Magna Carta in the Age of Enlightenment, Revolution, and Empire: Rethinking Constitutional History on the 800th Anniversary of Magna Carta
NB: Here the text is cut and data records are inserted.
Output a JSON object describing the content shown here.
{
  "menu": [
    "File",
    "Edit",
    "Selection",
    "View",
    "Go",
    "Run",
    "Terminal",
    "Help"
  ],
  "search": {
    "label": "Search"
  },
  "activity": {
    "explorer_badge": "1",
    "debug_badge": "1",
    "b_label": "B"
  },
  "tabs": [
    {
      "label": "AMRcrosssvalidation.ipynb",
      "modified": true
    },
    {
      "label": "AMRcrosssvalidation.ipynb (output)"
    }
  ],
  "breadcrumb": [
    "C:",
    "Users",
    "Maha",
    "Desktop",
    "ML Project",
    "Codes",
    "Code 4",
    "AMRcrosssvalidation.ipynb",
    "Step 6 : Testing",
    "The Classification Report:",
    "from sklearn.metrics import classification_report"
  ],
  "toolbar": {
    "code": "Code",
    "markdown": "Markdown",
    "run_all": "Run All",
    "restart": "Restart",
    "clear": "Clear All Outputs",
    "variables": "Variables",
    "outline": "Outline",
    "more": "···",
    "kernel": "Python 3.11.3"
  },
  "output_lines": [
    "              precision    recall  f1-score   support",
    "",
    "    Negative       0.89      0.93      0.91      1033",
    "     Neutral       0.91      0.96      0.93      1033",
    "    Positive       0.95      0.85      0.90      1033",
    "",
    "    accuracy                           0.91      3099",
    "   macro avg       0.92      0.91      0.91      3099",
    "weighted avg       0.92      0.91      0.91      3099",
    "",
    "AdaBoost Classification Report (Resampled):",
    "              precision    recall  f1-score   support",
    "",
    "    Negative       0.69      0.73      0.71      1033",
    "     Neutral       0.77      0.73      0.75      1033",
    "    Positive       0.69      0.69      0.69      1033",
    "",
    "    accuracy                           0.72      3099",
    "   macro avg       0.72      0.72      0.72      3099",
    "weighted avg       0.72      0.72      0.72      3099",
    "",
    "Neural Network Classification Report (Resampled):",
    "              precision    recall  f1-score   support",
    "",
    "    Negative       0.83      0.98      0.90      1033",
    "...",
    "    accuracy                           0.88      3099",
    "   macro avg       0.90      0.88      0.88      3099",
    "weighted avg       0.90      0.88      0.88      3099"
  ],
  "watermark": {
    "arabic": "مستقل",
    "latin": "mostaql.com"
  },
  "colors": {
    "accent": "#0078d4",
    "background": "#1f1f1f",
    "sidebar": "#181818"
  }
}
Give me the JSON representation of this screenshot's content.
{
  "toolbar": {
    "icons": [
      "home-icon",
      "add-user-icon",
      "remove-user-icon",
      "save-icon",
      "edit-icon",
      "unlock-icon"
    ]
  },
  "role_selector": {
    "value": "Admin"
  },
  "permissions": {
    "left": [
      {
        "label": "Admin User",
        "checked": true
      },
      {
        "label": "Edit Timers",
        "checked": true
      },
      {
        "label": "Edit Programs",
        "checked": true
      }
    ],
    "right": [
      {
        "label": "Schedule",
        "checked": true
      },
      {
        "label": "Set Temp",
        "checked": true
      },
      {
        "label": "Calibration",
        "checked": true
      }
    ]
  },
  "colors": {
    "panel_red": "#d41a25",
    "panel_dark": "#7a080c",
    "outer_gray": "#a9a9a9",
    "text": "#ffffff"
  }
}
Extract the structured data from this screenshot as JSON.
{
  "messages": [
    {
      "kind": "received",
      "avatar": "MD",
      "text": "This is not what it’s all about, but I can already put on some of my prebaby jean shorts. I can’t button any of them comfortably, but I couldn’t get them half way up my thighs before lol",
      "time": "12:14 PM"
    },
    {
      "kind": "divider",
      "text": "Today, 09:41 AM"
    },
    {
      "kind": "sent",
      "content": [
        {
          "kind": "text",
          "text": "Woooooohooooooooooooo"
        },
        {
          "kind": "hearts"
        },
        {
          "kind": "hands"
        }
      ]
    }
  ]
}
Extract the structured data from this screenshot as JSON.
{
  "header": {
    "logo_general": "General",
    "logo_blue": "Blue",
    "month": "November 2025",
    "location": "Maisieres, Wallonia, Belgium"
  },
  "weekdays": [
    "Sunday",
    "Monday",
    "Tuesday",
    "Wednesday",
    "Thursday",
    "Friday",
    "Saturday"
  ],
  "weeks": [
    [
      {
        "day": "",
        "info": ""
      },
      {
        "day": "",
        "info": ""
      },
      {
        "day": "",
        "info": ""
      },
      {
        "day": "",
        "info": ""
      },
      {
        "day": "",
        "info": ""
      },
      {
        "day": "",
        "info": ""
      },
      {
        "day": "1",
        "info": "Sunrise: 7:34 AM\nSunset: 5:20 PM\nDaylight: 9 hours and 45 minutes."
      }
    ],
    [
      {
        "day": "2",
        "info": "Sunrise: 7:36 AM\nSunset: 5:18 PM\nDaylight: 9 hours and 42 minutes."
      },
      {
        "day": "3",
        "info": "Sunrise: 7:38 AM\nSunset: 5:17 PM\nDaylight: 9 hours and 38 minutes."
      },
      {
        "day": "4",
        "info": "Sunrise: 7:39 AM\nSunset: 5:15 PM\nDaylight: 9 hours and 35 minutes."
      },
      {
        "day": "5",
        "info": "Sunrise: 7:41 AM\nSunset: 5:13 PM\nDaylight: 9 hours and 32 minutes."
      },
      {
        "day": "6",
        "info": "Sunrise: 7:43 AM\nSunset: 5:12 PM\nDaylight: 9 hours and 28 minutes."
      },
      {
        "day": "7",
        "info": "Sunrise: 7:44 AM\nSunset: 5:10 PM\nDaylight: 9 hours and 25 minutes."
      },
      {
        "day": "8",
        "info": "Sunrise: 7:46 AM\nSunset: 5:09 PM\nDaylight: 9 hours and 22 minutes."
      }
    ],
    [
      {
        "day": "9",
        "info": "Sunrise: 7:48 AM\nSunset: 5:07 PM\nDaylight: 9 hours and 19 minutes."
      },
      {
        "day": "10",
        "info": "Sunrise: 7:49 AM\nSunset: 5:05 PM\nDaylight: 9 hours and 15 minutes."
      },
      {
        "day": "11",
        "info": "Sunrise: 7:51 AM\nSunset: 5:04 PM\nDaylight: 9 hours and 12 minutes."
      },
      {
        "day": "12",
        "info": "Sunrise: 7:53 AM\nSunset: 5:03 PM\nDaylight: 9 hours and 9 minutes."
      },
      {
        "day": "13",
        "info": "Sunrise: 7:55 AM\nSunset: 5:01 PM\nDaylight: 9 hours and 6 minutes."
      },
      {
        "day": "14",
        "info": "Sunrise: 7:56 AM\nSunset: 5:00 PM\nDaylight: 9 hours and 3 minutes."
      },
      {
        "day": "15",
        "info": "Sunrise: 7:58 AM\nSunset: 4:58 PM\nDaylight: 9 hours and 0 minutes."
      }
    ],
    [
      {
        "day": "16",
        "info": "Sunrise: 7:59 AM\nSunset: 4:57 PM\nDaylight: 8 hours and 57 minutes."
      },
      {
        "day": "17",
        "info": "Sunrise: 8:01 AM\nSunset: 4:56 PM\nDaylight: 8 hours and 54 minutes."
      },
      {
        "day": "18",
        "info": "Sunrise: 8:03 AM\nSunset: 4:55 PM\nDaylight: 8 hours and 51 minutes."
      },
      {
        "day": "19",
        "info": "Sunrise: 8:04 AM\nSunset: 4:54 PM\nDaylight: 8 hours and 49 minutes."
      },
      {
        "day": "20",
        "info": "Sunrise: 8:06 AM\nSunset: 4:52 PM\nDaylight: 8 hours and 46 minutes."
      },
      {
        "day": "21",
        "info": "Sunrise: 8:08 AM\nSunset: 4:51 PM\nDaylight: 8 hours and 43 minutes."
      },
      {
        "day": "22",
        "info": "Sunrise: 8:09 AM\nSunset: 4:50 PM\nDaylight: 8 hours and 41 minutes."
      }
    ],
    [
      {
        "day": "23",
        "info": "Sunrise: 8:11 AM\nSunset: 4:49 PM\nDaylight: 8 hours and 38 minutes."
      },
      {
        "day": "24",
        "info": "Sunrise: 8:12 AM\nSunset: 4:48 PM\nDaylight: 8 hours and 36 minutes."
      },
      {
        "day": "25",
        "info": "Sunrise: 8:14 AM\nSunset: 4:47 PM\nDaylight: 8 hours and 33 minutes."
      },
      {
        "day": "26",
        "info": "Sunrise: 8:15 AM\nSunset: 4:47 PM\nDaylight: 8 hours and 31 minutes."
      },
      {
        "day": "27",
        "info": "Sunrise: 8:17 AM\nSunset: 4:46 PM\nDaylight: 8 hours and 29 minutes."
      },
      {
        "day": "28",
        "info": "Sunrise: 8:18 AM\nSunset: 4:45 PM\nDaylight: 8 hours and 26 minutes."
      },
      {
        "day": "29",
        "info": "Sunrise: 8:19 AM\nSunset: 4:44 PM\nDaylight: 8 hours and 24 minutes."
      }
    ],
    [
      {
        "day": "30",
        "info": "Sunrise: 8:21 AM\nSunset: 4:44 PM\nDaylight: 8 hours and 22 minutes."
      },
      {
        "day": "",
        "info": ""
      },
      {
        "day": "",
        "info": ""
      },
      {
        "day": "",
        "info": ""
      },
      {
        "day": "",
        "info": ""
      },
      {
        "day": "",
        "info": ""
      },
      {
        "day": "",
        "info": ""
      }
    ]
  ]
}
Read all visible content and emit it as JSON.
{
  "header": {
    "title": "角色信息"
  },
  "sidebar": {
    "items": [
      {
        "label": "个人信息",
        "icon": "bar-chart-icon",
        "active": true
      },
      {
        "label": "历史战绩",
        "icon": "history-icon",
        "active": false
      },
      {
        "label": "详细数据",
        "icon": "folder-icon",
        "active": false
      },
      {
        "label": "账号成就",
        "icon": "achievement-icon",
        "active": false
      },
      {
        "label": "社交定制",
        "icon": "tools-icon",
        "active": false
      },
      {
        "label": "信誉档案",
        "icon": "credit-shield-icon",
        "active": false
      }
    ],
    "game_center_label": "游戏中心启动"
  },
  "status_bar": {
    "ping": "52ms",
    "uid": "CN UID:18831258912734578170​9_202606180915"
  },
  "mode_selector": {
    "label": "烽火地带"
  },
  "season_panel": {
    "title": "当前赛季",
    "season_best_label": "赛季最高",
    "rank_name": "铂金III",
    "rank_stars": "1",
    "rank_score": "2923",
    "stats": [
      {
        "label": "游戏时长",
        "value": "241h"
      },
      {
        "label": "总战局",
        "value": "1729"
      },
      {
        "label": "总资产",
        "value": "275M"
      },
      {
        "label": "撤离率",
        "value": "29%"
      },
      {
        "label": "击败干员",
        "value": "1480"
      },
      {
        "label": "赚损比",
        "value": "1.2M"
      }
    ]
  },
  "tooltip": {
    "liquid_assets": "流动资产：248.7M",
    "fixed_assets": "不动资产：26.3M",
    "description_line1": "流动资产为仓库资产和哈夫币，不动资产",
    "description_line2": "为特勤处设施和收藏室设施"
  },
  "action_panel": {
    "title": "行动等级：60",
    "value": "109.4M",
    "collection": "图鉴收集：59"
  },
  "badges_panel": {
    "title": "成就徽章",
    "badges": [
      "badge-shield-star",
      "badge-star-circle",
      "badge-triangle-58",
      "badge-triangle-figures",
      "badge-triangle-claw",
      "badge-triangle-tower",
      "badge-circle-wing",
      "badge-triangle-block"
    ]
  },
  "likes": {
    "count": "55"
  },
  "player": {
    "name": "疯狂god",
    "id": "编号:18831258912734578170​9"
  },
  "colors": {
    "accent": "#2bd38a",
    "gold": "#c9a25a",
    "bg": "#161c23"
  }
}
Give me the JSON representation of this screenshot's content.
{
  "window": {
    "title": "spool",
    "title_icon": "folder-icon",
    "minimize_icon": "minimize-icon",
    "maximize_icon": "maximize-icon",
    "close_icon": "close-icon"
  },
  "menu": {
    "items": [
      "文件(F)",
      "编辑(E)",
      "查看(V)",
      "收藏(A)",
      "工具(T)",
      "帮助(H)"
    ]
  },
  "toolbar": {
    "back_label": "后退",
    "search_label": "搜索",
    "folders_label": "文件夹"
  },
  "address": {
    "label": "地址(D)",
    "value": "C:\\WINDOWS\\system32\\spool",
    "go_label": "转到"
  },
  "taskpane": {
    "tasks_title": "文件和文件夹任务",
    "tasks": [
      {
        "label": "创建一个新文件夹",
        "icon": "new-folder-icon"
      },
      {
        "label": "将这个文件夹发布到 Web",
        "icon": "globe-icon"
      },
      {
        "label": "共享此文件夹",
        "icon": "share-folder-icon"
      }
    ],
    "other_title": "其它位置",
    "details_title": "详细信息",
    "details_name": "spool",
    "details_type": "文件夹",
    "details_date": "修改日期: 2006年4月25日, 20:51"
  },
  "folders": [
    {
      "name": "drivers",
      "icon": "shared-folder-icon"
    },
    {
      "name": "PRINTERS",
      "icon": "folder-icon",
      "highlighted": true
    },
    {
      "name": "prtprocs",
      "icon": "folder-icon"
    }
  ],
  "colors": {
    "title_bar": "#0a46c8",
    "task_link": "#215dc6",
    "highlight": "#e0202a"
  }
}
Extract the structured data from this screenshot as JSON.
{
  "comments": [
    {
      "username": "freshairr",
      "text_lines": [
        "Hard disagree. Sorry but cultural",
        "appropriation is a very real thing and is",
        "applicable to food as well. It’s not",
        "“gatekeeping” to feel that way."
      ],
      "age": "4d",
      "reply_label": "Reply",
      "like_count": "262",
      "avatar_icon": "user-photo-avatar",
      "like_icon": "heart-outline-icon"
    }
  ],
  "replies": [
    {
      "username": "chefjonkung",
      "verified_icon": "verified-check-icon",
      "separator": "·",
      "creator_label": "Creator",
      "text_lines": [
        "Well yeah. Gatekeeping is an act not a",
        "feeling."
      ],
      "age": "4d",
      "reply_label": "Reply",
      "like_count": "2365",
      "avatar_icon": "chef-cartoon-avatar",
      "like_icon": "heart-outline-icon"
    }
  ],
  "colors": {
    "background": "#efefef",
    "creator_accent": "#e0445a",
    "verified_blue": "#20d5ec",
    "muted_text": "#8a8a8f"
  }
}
2015 marks the 800th anniversary of the first issuing of Magna Carta, often called the “great charter of liberties”, sealed by King John on the river Thames at Runnymede. This panel commemorates the anniversary of Magna Carta, long considered a foundational document of constitutional history in Britain and beyond, by reexamining the uses of Magna Carta in British and American debates about constitutions in the late eighteenth century. During this period, movements for political reform, the expansion of empire, and republican revolutions generated new theories and practices of constitutional government, including a new emphasis on written constitutions, which had a lasting impact on modern politics in Britain, north America and around the world. The panel explores how Magna Carta functioned as a reference point and symbolic resource in movements for constitutional renovation in the age of revolution and empire. The panel brings together scholars of legal, political and imperial history in the Anglo-phone world. Linda Colley will examine the status of Magna Carta as an iconic text that served multiple, often contradictory purposes, in British and international politics. She considers what the increasingly frequent invocations of Magna Carta in the later eighteenth century tell us about changing notions of ‘political writing-ness and iconic texts’. Daniel Hulsebosch considers the widespread influence in the politics of the Atlantic world of a particular clause in Magna Carta, the guarantee of safe conduct to “merchant aliens” or aliens. Comparing the inclusion of similar clauses in post-revolutionary constitutions in north America and beyond, he suggests how contemporaries saw the protection of “merchant aliens” as a critical aspect of modern sociability as well as a legal grounding for “commercial-fiscal” states. Theories of constitutional governance were not restricted to republican or national projects in this period, but were also a critical feature of imperial state-building. Robert Travers considers how the British imperial state in India deployed constitutionalist theories of politics, including ideas of written constitutions, to justify itself as a rule of law. Here too Magna Carta became a touchstone in schemes for constitutional government. Travers examines Edmund Burke’s idea of a using parliamentary legislation to construct a new ‘Magna Charta of Hindostan’, supplanting the ‘despotism’ of the East India Company, and places this in the wider context of contested articulations of a constitutional structure for the British empire in India. The panel will consist of three papers, and a comment on the papers by Paul Halliday. Beyond the particular focus on the history of Magna Carta, the panel hopes to contribute to broader debates in modern constitutional history, by engaging themes including the emergence of written constitutions, the international spread of constitutional ideas, and the uses of constitutions in modern empires.